Identifying the potential of greenhouse gases was based on a specified mileage of 200,000 kilometers. The gasoline engine vehicle was shown to cause the highest on-road emissions, followed by the diesel and hybrid versions. Of course, the battery-electric and the fuel-cell vehicle came out best – with zero emissions. The picture changes when we also include the emissions from providing electricity or fuel, like gasoline, diesel and hydrogen: The conventional drive systems gain significant ground – all the more so after including the emissions from production and recycling. This reveals that the production of partially and fully electric drive systems or fuel cell drives emits significantly more greenhouse gases. Nonetheless, comparing the vehicles using conventional energy sources puts the battery-electric vehicle first. In the case of the fuel cell vehicle, hydrogen in most cases being generated by reforming natural gas steam prevents a better result.
Schematic diagram of the product life cycle
Comparison of drive concepts (200,000 km mileage) using fossil-based and carbon-neutral energy sources
The picture would change in an interesting way if mileage were differentiated in relation to the drive type over vehicle life – about 220,000 kilometers for the diesel engine model as well as for the fuel cell vehicle and 80,000 kilometers for the e-vehicle which is mainly driven in urban traffic and does not reach the high mileages. In this case, the emissions for the electric car during production dominate – giving this model the worst life cycle assessment in this scenario.
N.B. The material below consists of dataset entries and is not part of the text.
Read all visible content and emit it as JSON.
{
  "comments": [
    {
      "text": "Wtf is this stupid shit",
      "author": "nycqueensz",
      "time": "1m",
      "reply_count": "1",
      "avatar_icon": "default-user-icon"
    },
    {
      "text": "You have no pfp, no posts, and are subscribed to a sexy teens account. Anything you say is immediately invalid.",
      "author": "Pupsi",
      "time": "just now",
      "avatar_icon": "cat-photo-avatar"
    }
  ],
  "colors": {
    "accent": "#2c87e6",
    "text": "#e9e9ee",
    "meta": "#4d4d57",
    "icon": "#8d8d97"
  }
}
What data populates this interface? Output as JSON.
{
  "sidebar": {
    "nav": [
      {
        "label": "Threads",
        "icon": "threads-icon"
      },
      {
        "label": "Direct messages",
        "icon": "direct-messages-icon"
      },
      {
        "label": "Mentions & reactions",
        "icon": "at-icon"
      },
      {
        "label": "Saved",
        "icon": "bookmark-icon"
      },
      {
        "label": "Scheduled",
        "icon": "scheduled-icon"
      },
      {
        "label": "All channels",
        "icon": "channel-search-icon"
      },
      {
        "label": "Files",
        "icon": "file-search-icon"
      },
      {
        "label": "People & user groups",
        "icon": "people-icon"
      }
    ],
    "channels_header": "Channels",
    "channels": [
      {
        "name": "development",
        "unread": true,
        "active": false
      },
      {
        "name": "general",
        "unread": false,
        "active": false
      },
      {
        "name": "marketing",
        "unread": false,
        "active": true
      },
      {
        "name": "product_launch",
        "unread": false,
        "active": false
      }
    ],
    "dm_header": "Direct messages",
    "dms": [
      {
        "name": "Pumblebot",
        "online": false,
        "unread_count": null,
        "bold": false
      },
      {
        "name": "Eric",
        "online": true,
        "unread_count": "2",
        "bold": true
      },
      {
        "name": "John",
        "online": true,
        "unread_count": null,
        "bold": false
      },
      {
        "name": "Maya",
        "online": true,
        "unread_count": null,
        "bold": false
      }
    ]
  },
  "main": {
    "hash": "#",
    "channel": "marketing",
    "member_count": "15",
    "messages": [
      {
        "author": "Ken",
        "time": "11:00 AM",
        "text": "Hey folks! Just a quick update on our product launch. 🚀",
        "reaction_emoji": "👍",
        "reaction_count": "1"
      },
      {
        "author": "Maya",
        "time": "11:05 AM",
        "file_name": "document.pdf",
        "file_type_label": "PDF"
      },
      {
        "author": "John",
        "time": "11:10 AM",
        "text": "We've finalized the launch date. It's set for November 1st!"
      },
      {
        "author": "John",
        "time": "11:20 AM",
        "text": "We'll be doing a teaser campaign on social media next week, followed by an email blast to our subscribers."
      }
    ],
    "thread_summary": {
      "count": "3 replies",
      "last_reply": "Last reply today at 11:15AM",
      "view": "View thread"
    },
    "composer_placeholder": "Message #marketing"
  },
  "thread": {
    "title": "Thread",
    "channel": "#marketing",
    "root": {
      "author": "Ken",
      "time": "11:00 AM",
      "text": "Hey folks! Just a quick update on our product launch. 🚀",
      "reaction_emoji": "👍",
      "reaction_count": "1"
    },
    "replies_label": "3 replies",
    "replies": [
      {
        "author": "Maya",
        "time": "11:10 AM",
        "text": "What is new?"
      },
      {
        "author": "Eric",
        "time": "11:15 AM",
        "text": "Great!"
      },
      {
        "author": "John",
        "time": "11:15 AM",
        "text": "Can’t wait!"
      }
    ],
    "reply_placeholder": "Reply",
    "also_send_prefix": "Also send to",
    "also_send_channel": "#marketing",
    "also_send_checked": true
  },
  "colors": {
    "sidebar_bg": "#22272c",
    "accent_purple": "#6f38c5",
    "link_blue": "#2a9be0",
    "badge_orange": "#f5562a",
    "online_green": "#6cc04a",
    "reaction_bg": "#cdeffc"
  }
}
When using carbon-neutral energy sources, the greenhouse gas emissions are significantly reduced for all models in the usage phase. Here too, it becomes clear that the percentage of total emissions resulting from production and recycling will increase in future as more and more carbon-neutral energy sources are used.
Differentiated picture when looking at all environmental impacts
Only looking at greenhouse gas emissions, however, does not reveal the full picture. If other environmental categories or environmentally relevant criteria are also included, the different drive concepts show different strengths and weaknesses. The fuel cell vehicle and the battery-electric vehicle do best when it comes to the formation of summer smog. Plug-in hybrid and e-vehicle show particular weaknesses in terms of their acidification potential.
“The study reveals that analyzing the environmental impact from different drive concepts must not be based on driving alone”, Semper says, summarizing. “Only a complete life cycle assessment provides a fair comparison of vehicle types.” Studies of this type are still not prescribed in law – but experts expect such analyses to become compulsory after 2020. “We are already getting inquiries about them from OEMs”, Semper says. “This is why IAV is analyzing the influence a vehicle’s different life phases have on the environment.”